For lighting we turned to Lowel, purchasing Lowel T1-10 Tota light units that included light head, 8-foot stand and white reflective umbrellas. The Lowel Trans-Kit contains three Tota light units with stands and umbrellas for about $1,100. These lights illuminate the background. For the front lighting used to illuminate the subject, we bought four Lowel Rifa-Lite 44EX Tungsten Light Kits which sell for about $400 each. These are soft light boxes and stands that provide even, pleasant lighting for skin tones.

Photo: Hoag Levins
This on-air Ad Age editor is actually standing in front of our green screen. The background detail for the story about ski resort marketing was digitally added later.line220
While you can use an existing wall or partition for background, it is helpful to have more control of the look and color of the background; for this we use seamless backdrops hung on a large stand made for this purpose. Denny Manufacturing Company's Background Stand Kit BS-1012, for instance, sells for about $200 and comes with two heavy-duty 10-foot stands, a crossbar that expands to 12 feet and a bag for carry-all bag. Denny, as well as all major photo houses, carries a wide variety of rolled paper ($60) or fabric ($150+) seamless backgrounds that hang from this unit.

We used a roll of green chromakey paper to create a permanent "green screen" backdrop area. This allowed us to shoot subjects and quickly add whatever background we wanted afterward, during the computerized editing process. We weren't going for gimmicks here. This is a very economical way to create the onscreen visual look of a larger, slickly-equipped studio background at a very cheap price. You don't have to build a physical background because computer art work create virtual backgrounds that look real.

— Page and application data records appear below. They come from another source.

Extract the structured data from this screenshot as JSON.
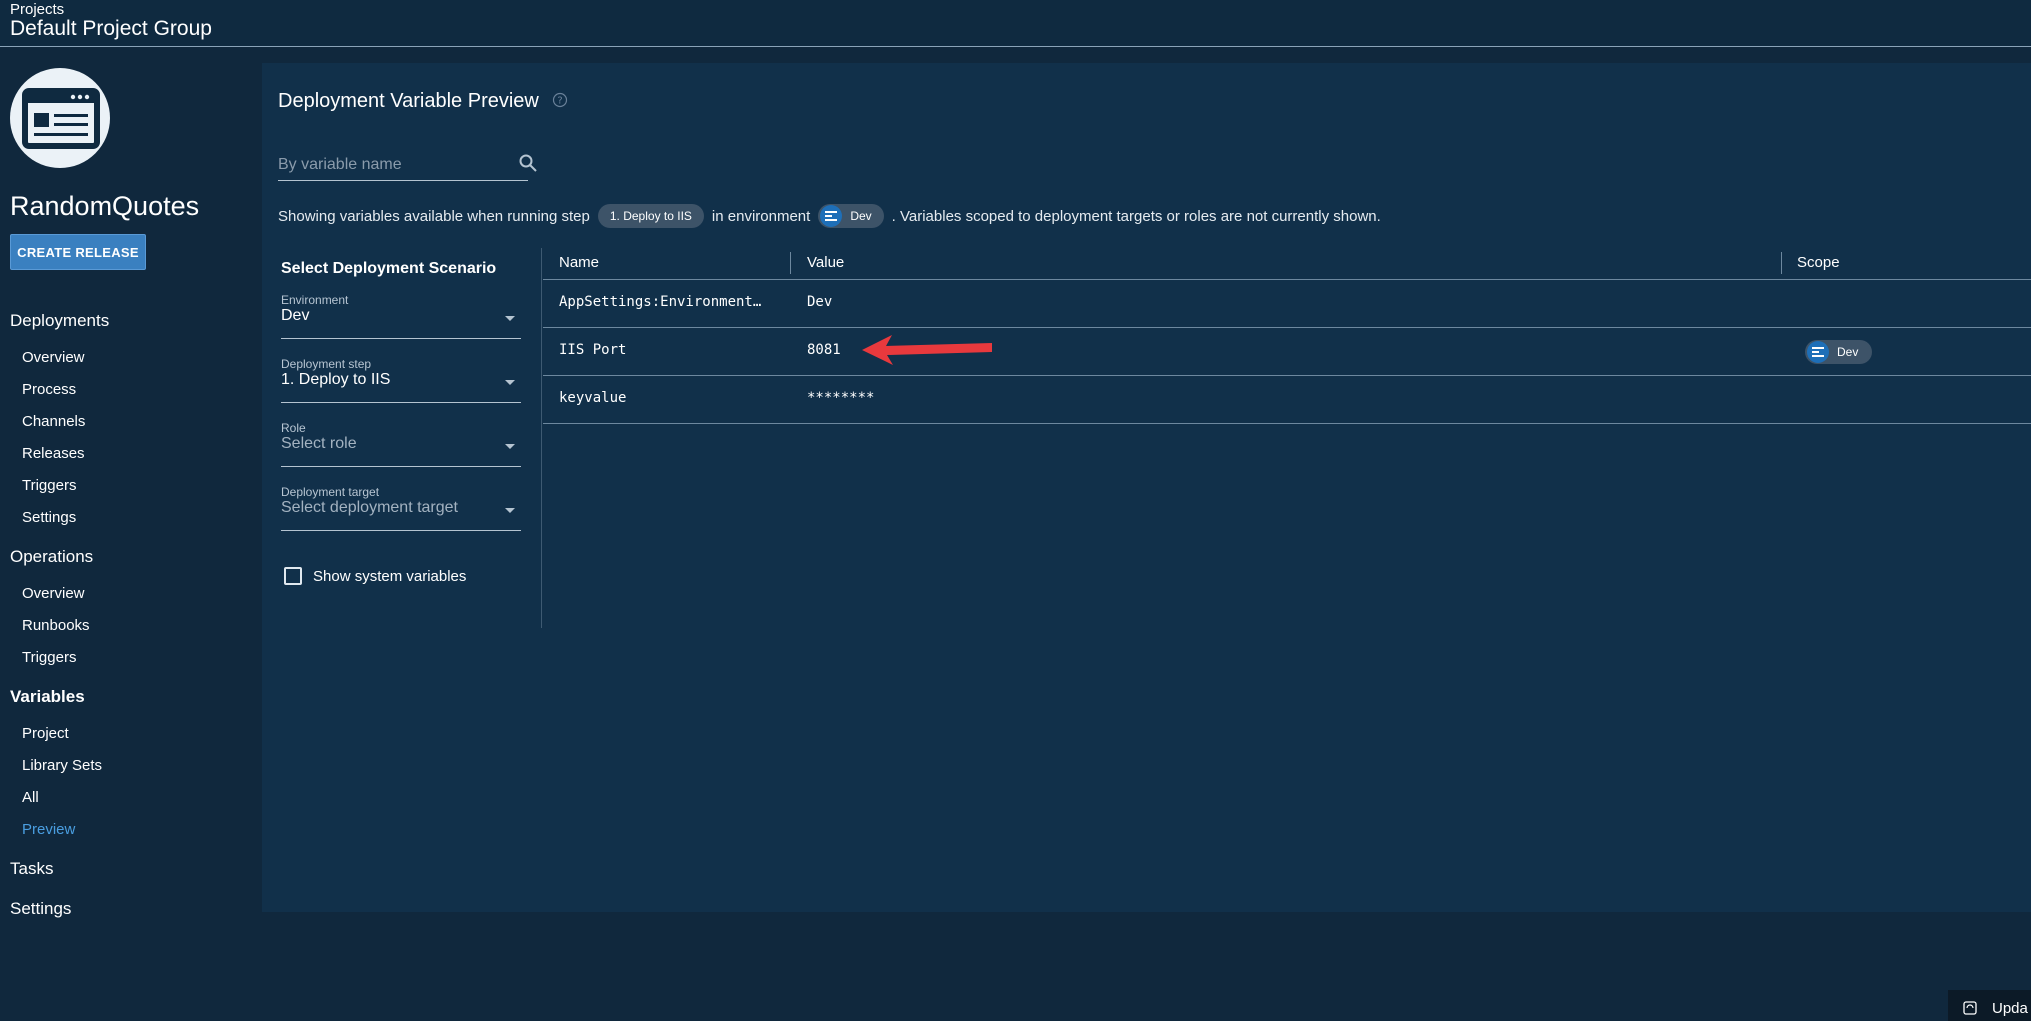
{
  "header": {
    "breadcrumb": "Projects",
    "title": "Default Project Group"
  },
  "sidebar": {
    "project_name": "RandomQuotes",
    "create_release_label": "CREATE RELEASE",
    "sections": {
      "deployments": "Deployments",
      "operations": "Operations",
      "variables": "Variables",
      "tasks": "Tasks",
      "settings": "Settings"
    },
    "deployments_items": [
      "Overview",
      "Process",
      "Channels",
      "Releases",
      "Triggers",
      "Settings"
    ],
    "operations_items": [
      "Overview",
      "Runbooks",
      "Triggers"
    ],
    "variables_items": [
      "Project",
      "Library Sets",
      "All",
      "Preview"
    ],
    "active_item": "Preview"
  },
  "main": {
    "title": "Deployment Variable Preview",
    "search_placeholder": "By variable name",
    "info": {
      "prefix": "Showing variables available when running step",
      "step_chip": "1. Deploy to IIS",
      "middle": "in environment",
      "env_chip": "Dev",
      "suffix": ". Variables scoped to deployment targets or roles are not currently shown."
    },
    "scenario": {
      "title": "Select Deployment Scenario",
      "environment_label": "Environment",
      "environment_value": "Dev",
      "step_label": "Deployment step",
      "step_value": "1. Deploy to IIS",
      "role_label": "Role",
      "role_placeholder": "Select role",
      "target_label": "Deployment target",
      "target_placeholder": "Select deployment target",
      "show_system_label": "Show system variables"
    },
    "table": {
      "columns": [
        "Name",
        "Value",
        "Scope"
      ],
      "rows": [
        {
          "name": "AppSettings:Environment…",
          "value": "Dev",
          "scope": ""
        },
        {
          "name": "IIS Port",
          "value": "8081",
          "scope": "Dev"
        },
        {
          "name": "keyvalue",
          "value": "********",
          "scope": ""
        }
      ]
    }
  },
  "footer": {
    "update_label": "Upda"
  },
  "colors": {
    "background": "#10283d",
    "panel": "#11304a",
    "accent": "#3a80c0",
    "active_link": "#4a9ee0",
    "arrow": "#e8393d"
  }
}
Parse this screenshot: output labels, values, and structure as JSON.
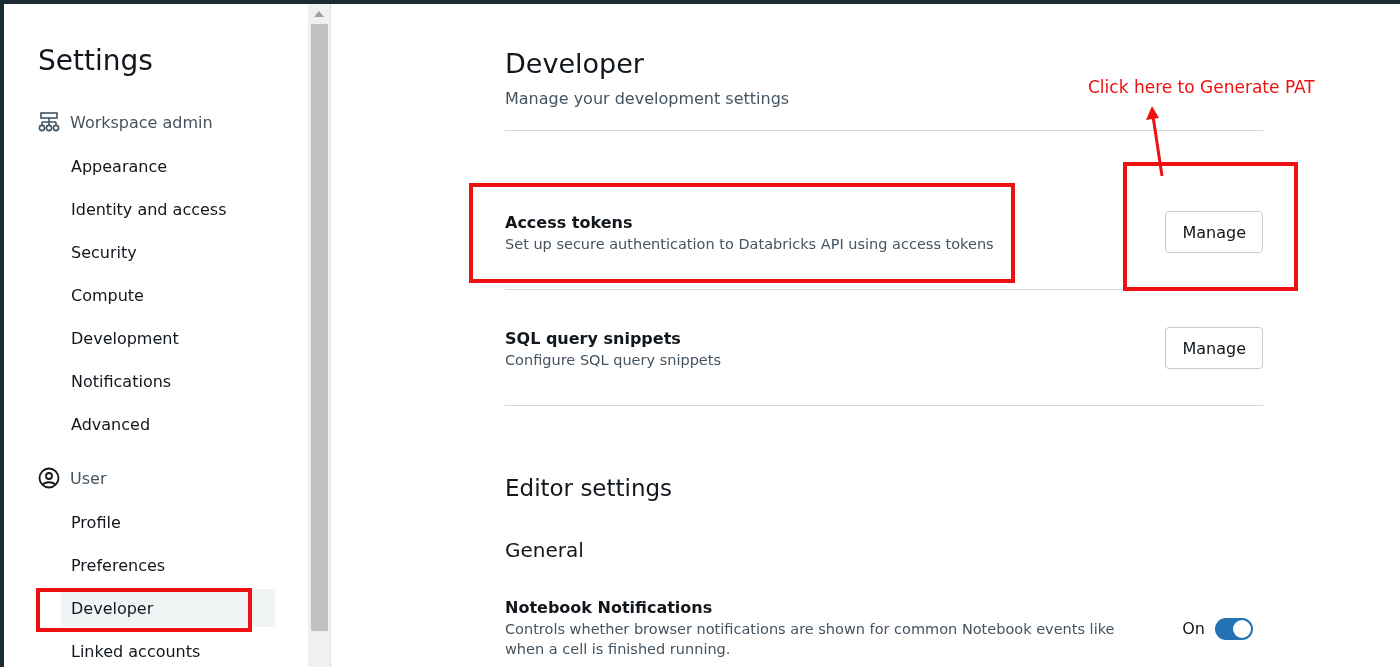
{
  "sidebar": {
    "title": "Settings",
    "groups": [
      {
        "label": "Workspace admin",
        "items": [
          {
            "label": "Appearance",
            "selected": false
          },
          {
            "label": "Identity and access",
            "selected": false
          },
          {
            "label": "Security",
            "selected": false
          },
          {
            "label": "Compute",
            "selected": false
          },
          {
            "label": "Development",
            "selected": false
          },
          {
            "label": "Notifications",
            "selected": false
          },
          {
            "label": "Advanced",
            "selected": false
          }
        ]
      },
      {
        "label": "User",
        "items": [
          {
            "label": "Profile",
            "selected": false
          },
          {
            "label": "Preferences",
            "selected": false
          },
          {
            "label": "Developer",
            "selected": true
          },
          {
            "label": "Linked accounts",
            "selected": false
          }
        ]
      }
    ]
  },
  "main": {
    "title": "Developer",
    "subtitle": "Manage your development settings",
    "rows": [
      {
        "title": "Access tokens",
        "description": "Set up secure authentication to Databricks API using access tokens",
        "button": "Manage"
      },
      {
        "title": "SQL query snippets",
        "description": "Configure SQL query snippets",
        "button": "Manage"
      }
    ],
    "section_title": "Editor settings",
    "subsection_title": "General",
    "settings": [
      {
        "title": "Notebook Notifications",
        "description": "Controls whether browser notifications are shown for common Notebook events like when a cell is finished running.",
        "state_label": "On",
        "on": true
      }
    ]
  },
  "annotation": {
    "text": "Click here to Generate PAT"
  }
}
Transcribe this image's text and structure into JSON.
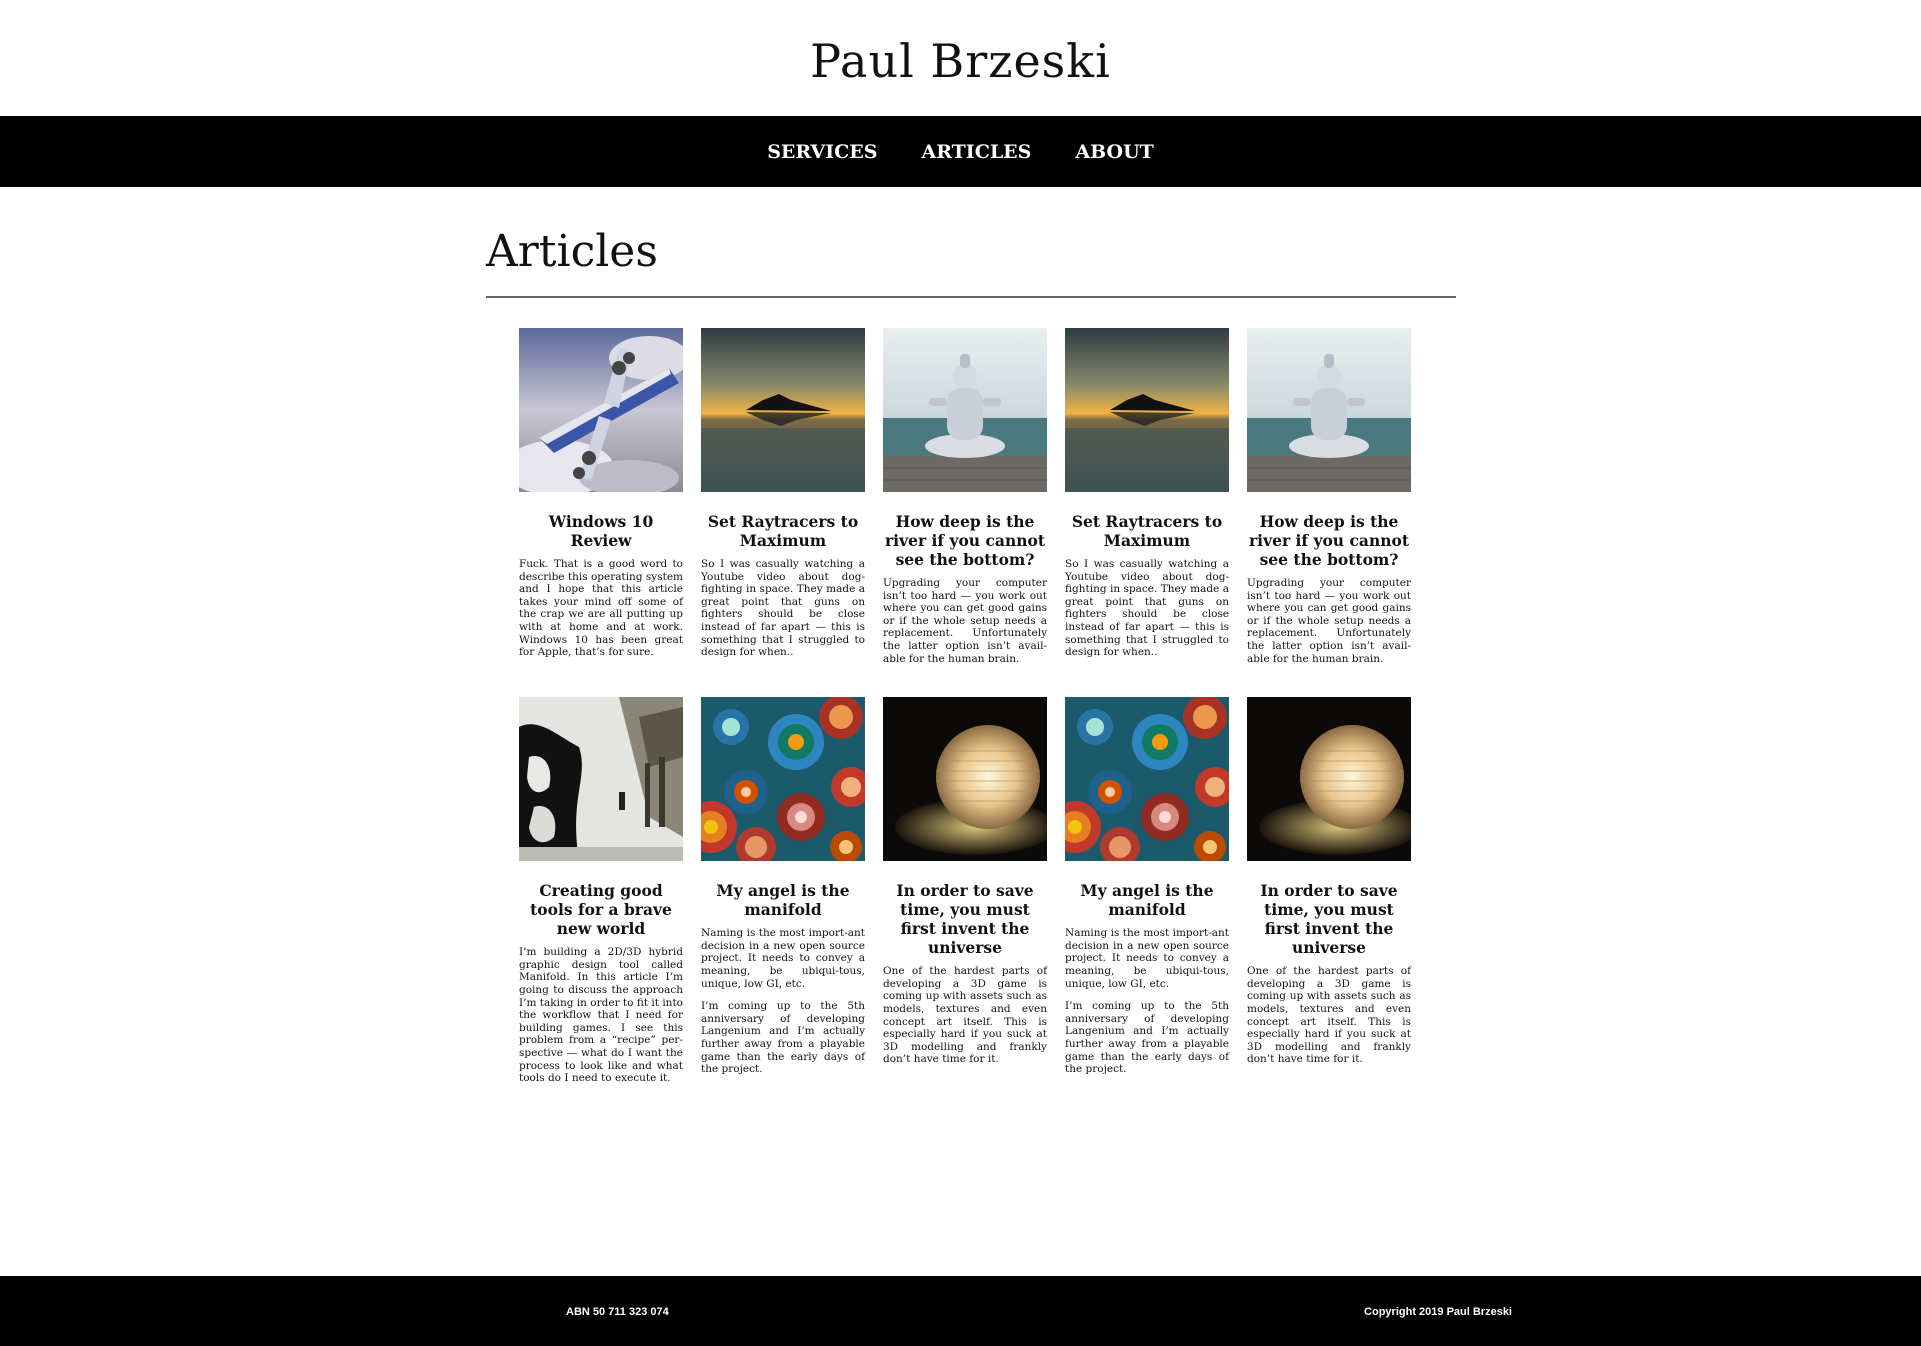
{
  "site": {
    "title": "Paul Brzeski"
  },
  "nav": {
    "items": [
      "SERVICES",
      "ARTICLES",
      "ABOUT"
    ]
  },
  "page": {
    "heading": "Articles"
  },
  "articles": [
    {
      "title": "Windows 10 Review",
      "image": "airplane-image",
      "paragraphs": [
        "Fuck. That is a good word to describe this operating system and I hope that this article takes your mind off some of the crap we are all putting up with at home and at work. Windows 10 has been great for Apple, that’s for sure."
      ]
    },
    {
      "title": "Set Raytracers to Maximum",
      "image": "island-sunset-image",
      "paragraphs": [
        "So I was casually watching a Youtube video about dog-fighting in space. They made a great point that guns on fighters should be close instead of far apart — this is something that I struggled to design for when.."
      ]
    },
    {
      "title": "How deep is the river if you cannot see the bottom?",
      "image": "shiva-statue-image",
      "paragraphs": [
        "Upgrading your computer isn’t too hard — you work out where you can get good gains or if the whole setup needs a replacement. Unfortunately the latter option isn’t avail-able for the human brain."
      ]
    },
    {
      "title": "Set Raytracers to Maximum",
      "image": "island-sunset-image",
      "paragraphs": [
        "So I was casually watching a Youtube video about dog-fighting in space. They made a great point that guns on fighters should be close instead of far apart — this is something that I struggled to design for when.."
      ]
    },
    {
      "title": "How deep is the river if you cannot see the bottom?",
      "image": "shiva-statue-image",
      "paragraphs": [
        "Upgrading your computer isn’t too hard — you work out where you can get good gains or if the whole setup needs a replacement. Unfortunately the latter option isn’t avail-able for the human brain."
      ]
    },
    {
      "title": "Creating good tools for a brave new world",
      "image": "game-scene-image",
      "paragraphs": [
        "I’m building a 2D/3D hybrid graphic design tool called Manifold. In this article I’m going to discuss the approach I’m taking in order to fit it into the workflow that I need for building games. I see this problem from a “recipe” per-spective — what do I want the process to look like and what tools do I need to execute it."
      ]
    },
    {
      "title": "My angel is the manifold",
      "image": "fractal-image",
      "paragraphs": [
        "Naming is the most import-ant decision in a new open source project. It needs to convey a meaning, be ubiqui-tous, unique, low GI, etc.",
        "I’m coming up to the 5th anniversary of developing Langenium and I’m actually further away from a playable game than the early days of the project."
      ]
    },
    {
      "title": "In order to save time, you must first invent the universe",
      "image": "lantern-image",
      "paragraphs": [
        "One of the hardest parts of developing a 3D game is coming up with assets such as models, textures and even concept art itself. This is especially hard if you suck at 3D modelling and frankly don’t have time for it."
      ]
    },
    {
      "title": "My angel is the manifold",
      "image": "fractal-image",
      "paragraphs": [
        "Naming is the most import-ant decision in a new open source project. It needs to convey a meaning, be ubiqui-tous, unique, low GI, etc.",
        "I’m coming up to the 5th anniversary of developing Langenium and I’m actually further away from a playable game than the early days of the project."
      ]
    },
    {
      "title": "In order to save time, you must first invent the universe",
      "image": "lantern-image",
      "paragraphs": [
        "One of the hardest parts of developing a 3D game is coming up with assets such as models, textures and even concept art itself. This is especially hard if you suck at 3D modelling and frankly don’t have time for it."
      ]
    }
  ],
  "footer": {
    "abn": "ABN 50 711 323 074",
    "copyright": "Copyright 2019 Paul Brzeski"
  }
}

A second area of our studio was set up as a permanent two-camera shooting zone using economical Japanese shoji screens as a background, I was able to set up and operate both cameras as one of Ad Age's reporters did the actual interviewing. The end result allowed us to cut back and forth between the interviewer and subject in the final program for a more professional look.

Photo: Karl Idsvoog
A big part of an in-house video producer's job is to train staff members in on-camera procedures and practices like teleprompter reading.line220
Getting staff involved
Don't expect the executives and staff members in your office to become instant on-camera stars. They all have the potential to be video assets, but being on-air in a video report is totally different than creating print magazine stories or participating in audio podcasts. It requires poise and certain sensitivities and skills that can be learned -- but that training takes time and patience. Personal diplomacy is also part of a video producer's job. I've learned by experience that some staffers need a bit of coaxing and help, others are immediately enthusiastic and give it their all, and some have no interest whatsoever in being on camera.

A less obvious thing to keep in mind is the value of mobile equipment. Go for video gear that works well in the studio and can be easily packed up and taken on the road. This makes your video operation far more economical and flexible. Don't have a permanent studio room? This approach still makes it possible to quickly and temporarily set up a professional video studio in a conference room or other available building space.

In assembling out all the equipment for Ad Age, we selected cameras, lighting and sound equipment that would allow one or two individuals to carry a complete portable studio setup in the trunk of a taxi cab.


All Rights Reserved © 2010, Hoag Levins